This volume presents a selection of twenty-seven studies by the late Marwan R. Buheiry, whose premature death in 1986 deprived Arab scholarship of one of its most original and stimulating thinkers.

An avid student of political power, economics, and the arts, he was keenly aware of the…

Cole Bunzel, Ph.D. 2018.

While the Islamic State dominates headlines through its brutal tactics and pervasive propaganda, there is little awareness of the unique ideology driving the group's strategy. Drawing from private correspondence, statements, speeches, and Islamic theology, Cole Bunzel unpacks the ideology of the Islamic State…

Editor Edmund Burke, III, Ph.D. 1970.

Until the 1993 first edition of this book, one thing had been missing in Middle Eastern history—depiction of the lives of ordinary Middle Eastern men and women, peasants, villagers, pastoralists, and urbanites. Now updated and revised, the second edition has added six new portraits of individuals…

Co-editor Edmund Burke, III, Ph.D. 1970.

Taken together the essays in this work not only provide new research essential to the study of Islamic societies and Muslim peoples, but also set a new standard for the concrete study of local situations and illuminate the forces shaping the history of modern Muslim societies.

Co-editor Edmund Burke, III, Ph.D. 1970.

Published in 1974, Marshall Hodgson’s The Venture of Islam was a watershed moment in the study of Islam. By locating the history of Islamic societies in a global perspective, Hodgson challenged the orientalist paradigms that had stunted the development of Islamic studies and…

Edited by Edmund Burke, III, Ph.D. 1970.
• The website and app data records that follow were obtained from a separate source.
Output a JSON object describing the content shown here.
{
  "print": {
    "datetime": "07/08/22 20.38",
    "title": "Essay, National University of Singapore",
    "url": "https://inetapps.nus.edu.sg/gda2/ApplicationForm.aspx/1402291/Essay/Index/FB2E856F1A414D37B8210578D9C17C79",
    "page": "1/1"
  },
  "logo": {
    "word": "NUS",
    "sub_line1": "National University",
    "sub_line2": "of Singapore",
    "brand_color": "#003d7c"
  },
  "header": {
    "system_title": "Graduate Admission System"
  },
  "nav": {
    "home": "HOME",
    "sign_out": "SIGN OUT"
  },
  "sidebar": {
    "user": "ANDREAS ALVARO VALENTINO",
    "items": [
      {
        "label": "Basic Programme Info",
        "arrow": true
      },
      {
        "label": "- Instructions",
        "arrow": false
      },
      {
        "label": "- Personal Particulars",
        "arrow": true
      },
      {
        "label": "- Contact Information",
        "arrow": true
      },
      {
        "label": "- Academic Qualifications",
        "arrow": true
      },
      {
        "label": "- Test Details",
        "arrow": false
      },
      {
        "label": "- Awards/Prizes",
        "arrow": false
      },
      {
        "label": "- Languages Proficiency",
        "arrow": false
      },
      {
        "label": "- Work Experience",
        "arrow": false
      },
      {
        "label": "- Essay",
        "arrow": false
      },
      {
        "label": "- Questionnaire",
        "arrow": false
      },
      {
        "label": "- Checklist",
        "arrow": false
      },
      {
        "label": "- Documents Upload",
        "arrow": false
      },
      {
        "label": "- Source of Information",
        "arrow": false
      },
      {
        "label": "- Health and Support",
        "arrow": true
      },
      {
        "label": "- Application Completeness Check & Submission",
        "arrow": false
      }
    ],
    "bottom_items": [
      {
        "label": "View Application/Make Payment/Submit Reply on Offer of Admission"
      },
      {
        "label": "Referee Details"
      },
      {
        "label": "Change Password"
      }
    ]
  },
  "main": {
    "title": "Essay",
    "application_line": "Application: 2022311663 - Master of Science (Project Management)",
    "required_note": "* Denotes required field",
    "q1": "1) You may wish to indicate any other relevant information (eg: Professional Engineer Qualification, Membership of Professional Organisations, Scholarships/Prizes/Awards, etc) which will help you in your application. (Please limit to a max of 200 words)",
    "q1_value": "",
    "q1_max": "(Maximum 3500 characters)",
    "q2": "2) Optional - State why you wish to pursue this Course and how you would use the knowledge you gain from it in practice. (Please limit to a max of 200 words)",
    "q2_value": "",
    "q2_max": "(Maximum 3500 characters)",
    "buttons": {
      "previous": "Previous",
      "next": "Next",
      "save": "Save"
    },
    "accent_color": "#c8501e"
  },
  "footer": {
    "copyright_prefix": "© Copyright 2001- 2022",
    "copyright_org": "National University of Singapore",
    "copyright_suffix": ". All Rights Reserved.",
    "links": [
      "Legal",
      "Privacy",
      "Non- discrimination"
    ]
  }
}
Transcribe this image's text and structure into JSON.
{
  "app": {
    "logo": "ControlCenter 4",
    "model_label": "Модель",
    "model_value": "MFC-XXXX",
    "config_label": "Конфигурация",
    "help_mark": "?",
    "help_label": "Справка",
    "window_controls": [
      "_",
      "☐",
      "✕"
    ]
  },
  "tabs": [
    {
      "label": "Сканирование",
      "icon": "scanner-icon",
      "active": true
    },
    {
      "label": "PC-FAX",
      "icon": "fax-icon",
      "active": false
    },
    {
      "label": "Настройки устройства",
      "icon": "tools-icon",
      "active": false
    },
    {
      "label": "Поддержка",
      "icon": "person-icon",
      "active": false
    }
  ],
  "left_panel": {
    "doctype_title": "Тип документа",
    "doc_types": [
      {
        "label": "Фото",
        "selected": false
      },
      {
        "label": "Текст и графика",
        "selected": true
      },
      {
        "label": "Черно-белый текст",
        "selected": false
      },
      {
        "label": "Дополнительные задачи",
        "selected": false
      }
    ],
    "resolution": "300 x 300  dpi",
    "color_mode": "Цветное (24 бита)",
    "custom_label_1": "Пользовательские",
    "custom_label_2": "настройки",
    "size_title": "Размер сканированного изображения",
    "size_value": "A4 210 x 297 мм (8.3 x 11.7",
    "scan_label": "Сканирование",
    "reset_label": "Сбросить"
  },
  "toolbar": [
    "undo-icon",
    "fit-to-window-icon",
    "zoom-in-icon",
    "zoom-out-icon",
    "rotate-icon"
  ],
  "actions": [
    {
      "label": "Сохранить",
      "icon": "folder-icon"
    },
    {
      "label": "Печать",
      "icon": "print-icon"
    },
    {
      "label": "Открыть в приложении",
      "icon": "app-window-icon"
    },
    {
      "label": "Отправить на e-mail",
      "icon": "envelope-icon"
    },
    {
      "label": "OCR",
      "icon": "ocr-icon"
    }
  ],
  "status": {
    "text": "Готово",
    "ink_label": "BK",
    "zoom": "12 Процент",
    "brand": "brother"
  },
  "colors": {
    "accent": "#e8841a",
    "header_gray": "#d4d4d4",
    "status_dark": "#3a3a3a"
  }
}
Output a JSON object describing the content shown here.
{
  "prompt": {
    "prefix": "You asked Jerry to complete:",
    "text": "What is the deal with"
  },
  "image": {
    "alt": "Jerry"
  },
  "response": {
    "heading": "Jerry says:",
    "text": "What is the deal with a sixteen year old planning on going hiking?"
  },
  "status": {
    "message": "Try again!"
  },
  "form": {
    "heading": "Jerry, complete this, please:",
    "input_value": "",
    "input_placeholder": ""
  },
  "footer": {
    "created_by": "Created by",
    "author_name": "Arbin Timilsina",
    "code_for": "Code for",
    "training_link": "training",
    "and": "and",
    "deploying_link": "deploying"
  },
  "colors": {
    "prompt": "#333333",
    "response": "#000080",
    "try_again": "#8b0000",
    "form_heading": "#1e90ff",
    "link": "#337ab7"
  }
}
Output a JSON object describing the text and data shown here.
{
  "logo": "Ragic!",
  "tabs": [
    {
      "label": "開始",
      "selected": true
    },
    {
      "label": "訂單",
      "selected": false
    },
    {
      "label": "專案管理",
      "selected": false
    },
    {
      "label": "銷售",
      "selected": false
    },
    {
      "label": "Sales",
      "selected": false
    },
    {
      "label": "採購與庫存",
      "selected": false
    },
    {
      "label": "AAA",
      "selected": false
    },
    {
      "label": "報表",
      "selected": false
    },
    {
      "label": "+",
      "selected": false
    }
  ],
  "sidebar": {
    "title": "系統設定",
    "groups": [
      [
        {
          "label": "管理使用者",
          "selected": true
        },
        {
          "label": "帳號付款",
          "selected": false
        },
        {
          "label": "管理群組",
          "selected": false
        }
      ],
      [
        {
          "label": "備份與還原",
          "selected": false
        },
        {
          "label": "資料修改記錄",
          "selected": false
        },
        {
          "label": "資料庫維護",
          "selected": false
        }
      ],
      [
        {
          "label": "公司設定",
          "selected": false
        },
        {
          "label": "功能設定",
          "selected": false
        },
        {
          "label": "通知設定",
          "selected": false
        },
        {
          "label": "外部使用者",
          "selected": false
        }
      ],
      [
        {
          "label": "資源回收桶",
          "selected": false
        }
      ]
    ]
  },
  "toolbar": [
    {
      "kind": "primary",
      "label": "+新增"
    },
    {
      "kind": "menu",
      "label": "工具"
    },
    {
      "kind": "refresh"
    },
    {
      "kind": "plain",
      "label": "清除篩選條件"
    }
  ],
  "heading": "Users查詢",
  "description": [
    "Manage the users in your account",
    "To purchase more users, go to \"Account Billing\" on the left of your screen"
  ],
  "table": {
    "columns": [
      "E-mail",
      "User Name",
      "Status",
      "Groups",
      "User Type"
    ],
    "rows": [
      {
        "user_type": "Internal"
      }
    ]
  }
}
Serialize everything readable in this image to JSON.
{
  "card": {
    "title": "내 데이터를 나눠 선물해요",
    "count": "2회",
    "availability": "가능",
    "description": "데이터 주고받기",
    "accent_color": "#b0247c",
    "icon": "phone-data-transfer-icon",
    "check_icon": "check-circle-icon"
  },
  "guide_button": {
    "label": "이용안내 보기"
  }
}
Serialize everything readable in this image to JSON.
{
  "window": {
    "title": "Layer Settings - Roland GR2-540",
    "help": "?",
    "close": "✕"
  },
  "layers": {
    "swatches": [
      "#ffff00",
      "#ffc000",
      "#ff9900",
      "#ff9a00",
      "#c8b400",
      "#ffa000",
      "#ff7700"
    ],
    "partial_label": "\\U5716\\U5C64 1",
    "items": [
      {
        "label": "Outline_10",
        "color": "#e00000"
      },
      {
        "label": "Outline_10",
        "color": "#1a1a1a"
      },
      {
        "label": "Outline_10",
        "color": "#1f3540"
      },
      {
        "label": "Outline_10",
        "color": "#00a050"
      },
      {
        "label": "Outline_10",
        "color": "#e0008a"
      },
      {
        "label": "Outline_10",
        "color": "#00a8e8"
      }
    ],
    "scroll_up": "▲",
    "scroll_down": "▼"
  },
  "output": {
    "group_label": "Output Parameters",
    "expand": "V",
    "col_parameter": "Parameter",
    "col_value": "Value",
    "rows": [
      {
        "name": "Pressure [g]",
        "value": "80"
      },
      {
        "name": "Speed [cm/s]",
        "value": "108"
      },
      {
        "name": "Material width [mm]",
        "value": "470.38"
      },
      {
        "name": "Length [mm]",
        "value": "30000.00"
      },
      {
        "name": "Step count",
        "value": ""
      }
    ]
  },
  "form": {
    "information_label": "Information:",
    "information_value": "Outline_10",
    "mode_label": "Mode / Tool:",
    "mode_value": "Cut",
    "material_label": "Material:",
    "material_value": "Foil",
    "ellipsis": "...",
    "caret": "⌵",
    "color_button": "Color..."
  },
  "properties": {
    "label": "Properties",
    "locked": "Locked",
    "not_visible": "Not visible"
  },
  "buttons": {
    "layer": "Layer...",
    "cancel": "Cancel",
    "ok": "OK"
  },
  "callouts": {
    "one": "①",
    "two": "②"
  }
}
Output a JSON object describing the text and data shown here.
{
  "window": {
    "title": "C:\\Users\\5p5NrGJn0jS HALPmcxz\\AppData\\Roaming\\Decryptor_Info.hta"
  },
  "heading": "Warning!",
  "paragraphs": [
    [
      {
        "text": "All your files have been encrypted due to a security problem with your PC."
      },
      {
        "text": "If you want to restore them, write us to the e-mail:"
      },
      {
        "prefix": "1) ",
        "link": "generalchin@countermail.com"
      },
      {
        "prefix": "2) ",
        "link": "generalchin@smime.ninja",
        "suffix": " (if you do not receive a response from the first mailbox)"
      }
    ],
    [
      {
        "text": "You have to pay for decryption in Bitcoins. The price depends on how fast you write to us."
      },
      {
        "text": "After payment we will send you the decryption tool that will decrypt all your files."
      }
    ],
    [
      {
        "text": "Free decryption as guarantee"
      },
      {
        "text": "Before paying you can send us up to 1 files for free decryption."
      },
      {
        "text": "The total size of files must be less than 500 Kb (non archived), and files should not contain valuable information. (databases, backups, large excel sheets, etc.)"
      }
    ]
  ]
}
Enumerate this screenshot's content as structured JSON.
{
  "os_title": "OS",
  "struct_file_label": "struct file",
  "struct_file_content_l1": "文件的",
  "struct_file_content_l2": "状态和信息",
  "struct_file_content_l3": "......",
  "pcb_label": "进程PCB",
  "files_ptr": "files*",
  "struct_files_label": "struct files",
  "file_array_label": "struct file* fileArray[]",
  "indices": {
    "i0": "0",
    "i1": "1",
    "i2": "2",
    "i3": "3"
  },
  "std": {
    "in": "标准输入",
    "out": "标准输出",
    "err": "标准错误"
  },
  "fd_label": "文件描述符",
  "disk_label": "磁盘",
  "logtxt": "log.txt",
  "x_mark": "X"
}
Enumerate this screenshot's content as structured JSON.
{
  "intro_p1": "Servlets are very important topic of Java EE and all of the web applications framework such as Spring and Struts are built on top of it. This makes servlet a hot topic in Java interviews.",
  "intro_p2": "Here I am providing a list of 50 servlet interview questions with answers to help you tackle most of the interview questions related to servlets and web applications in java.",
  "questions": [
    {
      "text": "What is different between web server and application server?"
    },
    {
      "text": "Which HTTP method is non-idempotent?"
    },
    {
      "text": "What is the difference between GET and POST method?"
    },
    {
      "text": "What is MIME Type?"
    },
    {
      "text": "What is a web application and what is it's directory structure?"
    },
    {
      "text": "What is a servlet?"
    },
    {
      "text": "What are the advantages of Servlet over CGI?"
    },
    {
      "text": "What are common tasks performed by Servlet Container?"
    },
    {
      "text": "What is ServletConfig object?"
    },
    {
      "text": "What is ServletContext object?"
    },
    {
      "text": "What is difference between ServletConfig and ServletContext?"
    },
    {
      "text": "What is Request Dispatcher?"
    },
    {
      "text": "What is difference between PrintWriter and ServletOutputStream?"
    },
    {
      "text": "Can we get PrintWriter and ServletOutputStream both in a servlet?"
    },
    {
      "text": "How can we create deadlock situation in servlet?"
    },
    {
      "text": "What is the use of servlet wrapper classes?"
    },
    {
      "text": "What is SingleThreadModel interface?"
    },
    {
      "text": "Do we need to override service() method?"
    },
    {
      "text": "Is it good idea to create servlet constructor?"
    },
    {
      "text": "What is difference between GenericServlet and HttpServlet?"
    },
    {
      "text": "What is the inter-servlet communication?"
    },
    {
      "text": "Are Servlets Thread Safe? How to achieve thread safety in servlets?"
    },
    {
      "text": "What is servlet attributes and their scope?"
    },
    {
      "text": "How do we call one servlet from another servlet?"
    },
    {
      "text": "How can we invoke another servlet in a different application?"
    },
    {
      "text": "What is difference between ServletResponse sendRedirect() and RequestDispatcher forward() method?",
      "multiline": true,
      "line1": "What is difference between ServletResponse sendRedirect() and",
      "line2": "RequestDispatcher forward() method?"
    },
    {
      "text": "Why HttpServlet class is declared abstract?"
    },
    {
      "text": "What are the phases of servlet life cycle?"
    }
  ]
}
Traditionally, scholars have traced the origins and characteristics of social movements to purely local and national determinants. Until recently, the global dimension of such movements has been relatively neglected. This book takes the innovative step of linking social movements to…